• **Exercise directions**
Scan the material below and copy every line holding the word "count".

• **Exercise material**
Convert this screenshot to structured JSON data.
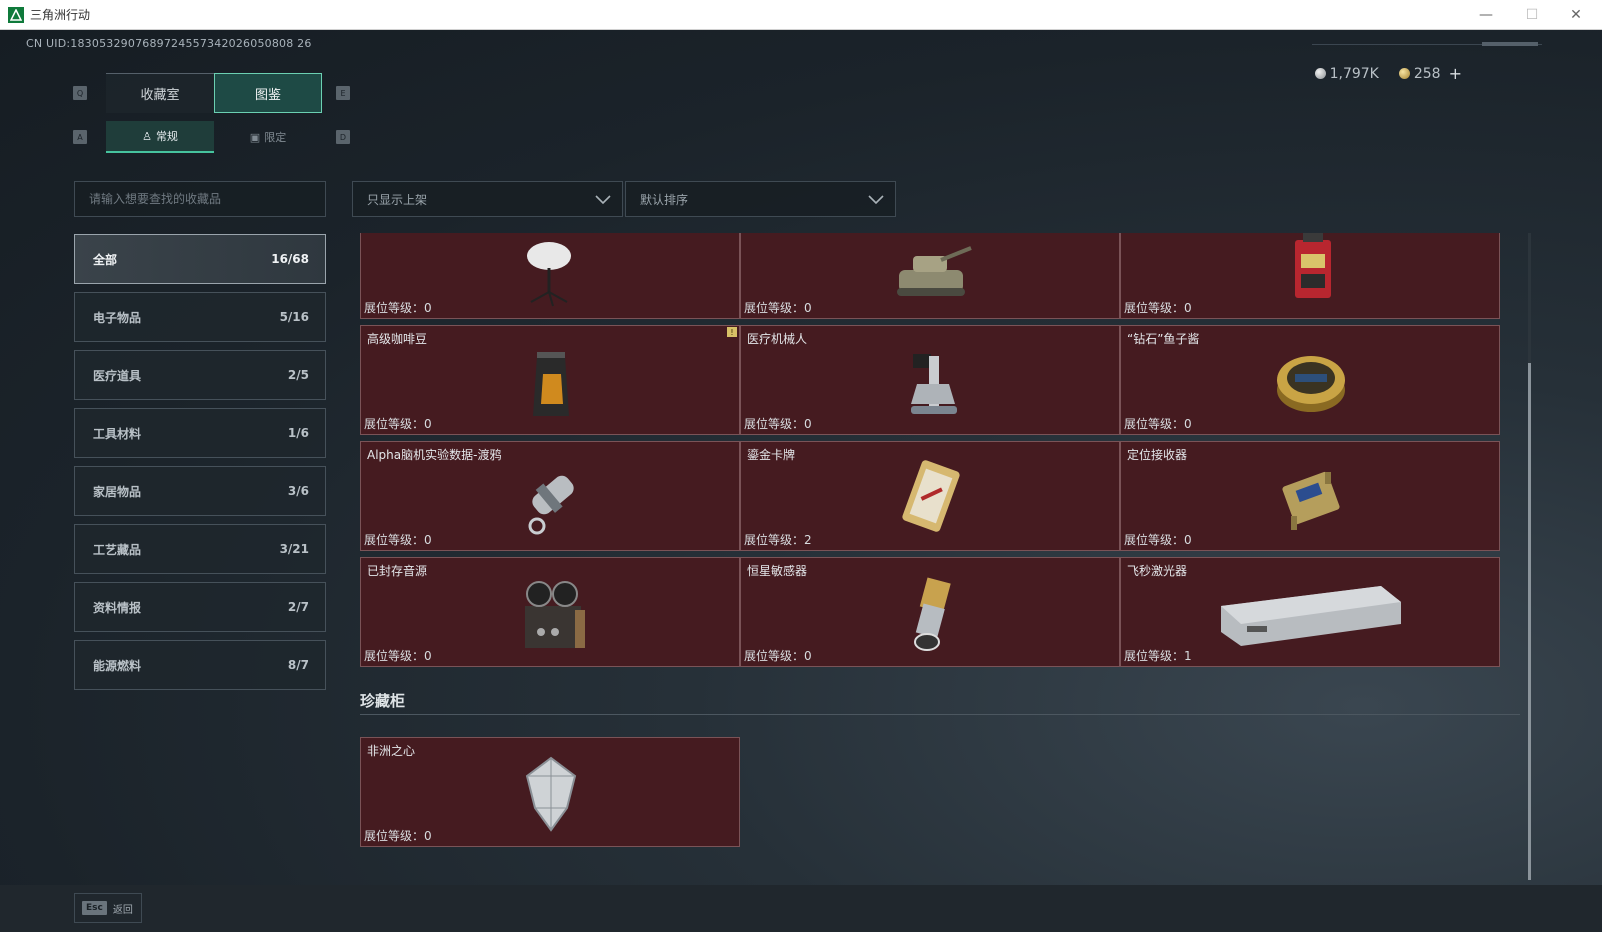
{
  "window": {
    "title": "三角洲行动"
  },
  "uid_text": "CN UID:1830532907689724557342026050808 26",
  "currency": {
    "silver": "1,797K",
    "gold": "258",
    "plus": "+"
  },
  "keys": {
    "prev_tab": "Q",
    "next_tab": "E",
    "prev_sub": "A",
    "next_sub": "D"
  },
  "tabs": [
    {
      "label": "收藏室"
    },
    {
      "label": "图鉴"
    }
  ],
  "subtabs": [
    {
      "label": "常规"
    },
    {
      "label": "限定"
    }
  ],
  "search": {
    "placeholder": "请输入想要查找的收藏品",
    "value": ""
  },
  "filters": {
    "shelf": "只显示上架",
    "sort": "默认排序"
  },
  "categories": [
    {
      "label": "全部",
      "count": "16/68"
    },
    {
      "label": "电子物品",
      "count": "5/16"
    },
    {
      "label": "医疗道具",
      "count": "2/5"
    },
    {
      "label": "工具材料",
      "count": "1/6"
    },
    {
      "label": "家居物品",
      "count": "3/6"
    },
    {
      "label": "工艺藏品",
      "count": "3/21"
    },
    {
      "label": "资料情报",
      "count": "2/7"
    },
    {
      "label": "能源燃料",
      "count": "8/7"
    }
  ],
  "level_prefix": "展位等级：",
  "items": [
    {
      "name": "",
      "level": "0",
      "icon": "satellite-dish-icon"
    },
    {
      "name": "",
      "level": "0",
      "icon": "tank-model-icon"
    },
    {
      "name": "",
      "level": "0",
      "icon": "red-device-icon"
    },
    {
      "name": "高级咖啡豆",
      "level": "0",
      "icon": "coffee-bag-icon",
      "new": true
    },
    {
      "name": "医疗机械人",
      "level": "0",
      "icon": "medical-robot-icon"
    },
    {
      "name": "“钻石”鱼子酱",
      "level": "0",
      "icon": "caviar-tin-icon"
    },
    {
      "name": "Alpha脑机实验数据-渡鸦",
      "level": "0",
      "icon": "data-capsule-icon"
    },
    {
      "name": "鎏金卡牌",
      "level": "2",
      "icon": "gold-card-icon"
    },
    {
      "name": "定位接收器",
      "level": "0",
      "icon": "gps-receiver-icon"
    },
    {
      "name": "已封存音源",
      "level": "0",
      "icon": "tape-recorder-icon"
    },
    {
      "name": "恒星敏感器",
      "level": "0",
      "icon": "star-sensor-icon"
    },
    {
      "name": "飞秒激光器",
      "level": "1",
      "icon": "laser-module-icon"
    }
  ],
  "cabinet": {
    "title": "珍藏柜",
    "items": [
      {
        "name": "非洲之心",
        "level": "0",
        "icon": "diamond-icon"
      }
    ]
  },
  "new_badge": "!",
  "bottom": {
    "esc_key": "Esc",
    "back_label": "返回"
  }
}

• **Result of the task**
      "count": "16/68"
      "count": "5/16"
      "count": "2/5"
      "count": "1/6"
      "count": "3/6"
      "count": "3/21"
      "count": "2/7"
      "count": "8/7"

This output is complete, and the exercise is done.